To finish the wines from the decade we tasted from the 2012 (10.5% alcohol) vintage. With an alcohol and acidity that we have traditionally seem from the Hunter, it showed some dusty, mulberry, green notes with a lean palate. The 2007 (12.0% alcohol) which followed, was a return to the bigger style. Very much in the toasty, aged Hunter style, it was still bright in the mouth with a fruit richness complemented by a slightly phenolic finish.

The final two wines were starting to show their age. Although the 2004 (10.2% alcohol) was under screw cap it was showing honeyed notes and a suspicion of oak. The flavours had diminished which left an acid finish. The 1998 (10.4% alcohol) was under cork and there was a slight variation between bottles. The best showed aged buttered toast notes and some aldehyde. The palate, however, was still bright with excellent structure and a fine fruit/acid balance.

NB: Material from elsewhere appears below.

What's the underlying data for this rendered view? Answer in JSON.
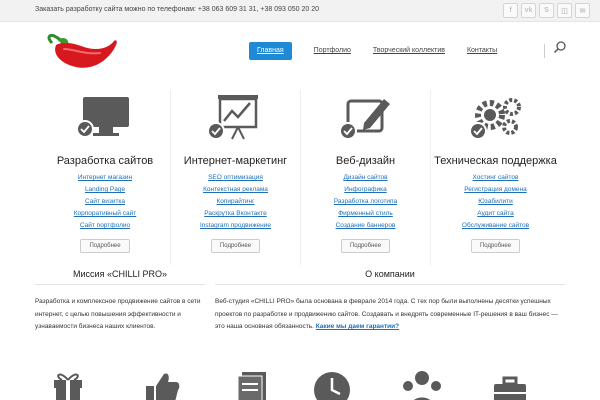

A truly fantastic experience showcasing Tyrrell’s, Semillon, the Hunter and a spread of 23 vintages. A unique tasting that should have drawn a full house.